▶ TASK DESCRIPTION
Spot each line in the data below containing "Output" and copy it.

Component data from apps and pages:
+++

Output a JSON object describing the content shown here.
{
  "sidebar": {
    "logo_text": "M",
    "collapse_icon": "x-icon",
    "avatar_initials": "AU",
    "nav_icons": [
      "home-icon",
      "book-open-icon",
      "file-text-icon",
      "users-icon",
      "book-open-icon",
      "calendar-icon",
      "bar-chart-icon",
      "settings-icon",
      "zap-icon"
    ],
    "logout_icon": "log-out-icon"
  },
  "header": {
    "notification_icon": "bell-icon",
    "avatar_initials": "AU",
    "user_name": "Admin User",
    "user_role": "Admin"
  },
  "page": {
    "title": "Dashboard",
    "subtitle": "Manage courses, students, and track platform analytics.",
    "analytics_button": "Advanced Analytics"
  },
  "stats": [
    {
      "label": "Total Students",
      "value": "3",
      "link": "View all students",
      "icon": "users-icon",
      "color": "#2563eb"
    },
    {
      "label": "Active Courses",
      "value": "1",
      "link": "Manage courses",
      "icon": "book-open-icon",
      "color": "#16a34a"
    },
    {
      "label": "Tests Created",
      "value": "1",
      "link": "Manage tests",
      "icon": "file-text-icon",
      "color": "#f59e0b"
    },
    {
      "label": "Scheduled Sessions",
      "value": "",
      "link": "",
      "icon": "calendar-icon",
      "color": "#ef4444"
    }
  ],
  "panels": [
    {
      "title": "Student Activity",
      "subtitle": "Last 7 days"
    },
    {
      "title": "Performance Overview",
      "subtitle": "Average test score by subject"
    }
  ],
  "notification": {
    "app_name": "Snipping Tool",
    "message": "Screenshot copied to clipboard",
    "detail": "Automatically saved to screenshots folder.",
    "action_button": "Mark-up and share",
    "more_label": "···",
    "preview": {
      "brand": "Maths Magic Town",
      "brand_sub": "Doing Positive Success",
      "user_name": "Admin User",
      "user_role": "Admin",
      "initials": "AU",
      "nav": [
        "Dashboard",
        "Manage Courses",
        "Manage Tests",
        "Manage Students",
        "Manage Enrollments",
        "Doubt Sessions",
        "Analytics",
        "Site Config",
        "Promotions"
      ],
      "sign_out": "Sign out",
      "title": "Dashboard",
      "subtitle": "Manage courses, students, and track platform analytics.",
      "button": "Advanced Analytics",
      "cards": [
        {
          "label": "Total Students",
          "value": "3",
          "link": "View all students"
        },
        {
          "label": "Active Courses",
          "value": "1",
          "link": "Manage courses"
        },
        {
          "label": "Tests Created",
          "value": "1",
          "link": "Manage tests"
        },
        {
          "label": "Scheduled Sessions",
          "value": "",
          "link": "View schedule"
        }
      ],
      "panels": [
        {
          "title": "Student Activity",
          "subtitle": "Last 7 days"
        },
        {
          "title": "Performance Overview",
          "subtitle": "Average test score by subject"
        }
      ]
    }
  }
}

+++

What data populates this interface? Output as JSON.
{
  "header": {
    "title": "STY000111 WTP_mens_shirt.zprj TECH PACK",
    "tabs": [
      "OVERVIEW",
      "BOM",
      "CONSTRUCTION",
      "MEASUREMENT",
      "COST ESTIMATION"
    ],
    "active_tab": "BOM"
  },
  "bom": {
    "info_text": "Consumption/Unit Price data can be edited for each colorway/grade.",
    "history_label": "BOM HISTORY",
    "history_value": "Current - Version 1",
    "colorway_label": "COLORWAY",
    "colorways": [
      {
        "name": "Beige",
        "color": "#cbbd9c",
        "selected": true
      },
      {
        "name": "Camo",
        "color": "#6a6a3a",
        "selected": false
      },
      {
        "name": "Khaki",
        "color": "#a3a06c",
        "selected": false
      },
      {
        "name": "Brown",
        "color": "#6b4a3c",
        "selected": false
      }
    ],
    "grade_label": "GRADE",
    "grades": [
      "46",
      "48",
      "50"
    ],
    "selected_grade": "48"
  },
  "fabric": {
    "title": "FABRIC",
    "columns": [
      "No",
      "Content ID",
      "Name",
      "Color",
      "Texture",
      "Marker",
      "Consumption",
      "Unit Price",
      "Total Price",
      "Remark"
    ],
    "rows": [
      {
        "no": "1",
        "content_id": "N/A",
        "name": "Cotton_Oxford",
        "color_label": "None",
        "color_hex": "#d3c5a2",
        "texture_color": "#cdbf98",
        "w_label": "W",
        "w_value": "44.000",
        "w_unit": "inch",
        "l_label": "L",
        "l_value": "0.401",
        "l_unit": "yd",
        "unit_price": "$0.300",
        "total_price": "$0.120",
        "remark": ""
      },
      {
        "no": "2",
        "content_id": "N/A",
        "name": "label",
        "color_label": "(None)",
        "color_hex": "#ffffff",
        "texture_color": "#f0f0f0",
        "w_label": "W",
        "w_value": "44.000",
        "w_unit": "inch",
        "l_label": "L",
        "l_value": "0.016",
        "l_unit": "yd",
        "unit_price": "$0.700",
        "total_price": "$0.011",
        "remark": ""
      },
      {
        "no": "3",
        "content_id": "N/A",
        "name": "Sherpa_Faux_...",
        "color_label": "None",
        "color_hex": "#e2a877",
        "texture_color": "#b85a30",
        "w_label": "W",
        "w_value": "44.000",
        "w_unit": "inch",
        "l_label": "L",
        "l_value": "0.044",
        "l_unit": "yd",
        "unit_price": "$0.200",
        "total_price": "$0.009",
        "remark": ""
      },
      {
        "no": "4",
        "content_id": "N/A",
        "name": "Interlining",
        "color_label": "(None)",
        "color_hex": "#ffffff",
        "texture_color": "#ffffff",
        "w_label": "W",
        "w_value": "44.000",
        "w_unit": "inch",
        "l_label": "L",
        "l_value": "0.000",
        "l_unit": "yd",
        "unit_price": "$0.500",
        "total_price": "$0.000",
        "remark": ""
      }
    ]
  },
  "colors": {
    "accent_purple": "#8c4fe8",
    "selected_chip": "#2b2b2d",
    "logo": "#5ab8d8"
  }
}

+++

▶ SOLVED EXERCISE
Output a JSON object describing the content shown here.
What data populates this interface? Output as JSON.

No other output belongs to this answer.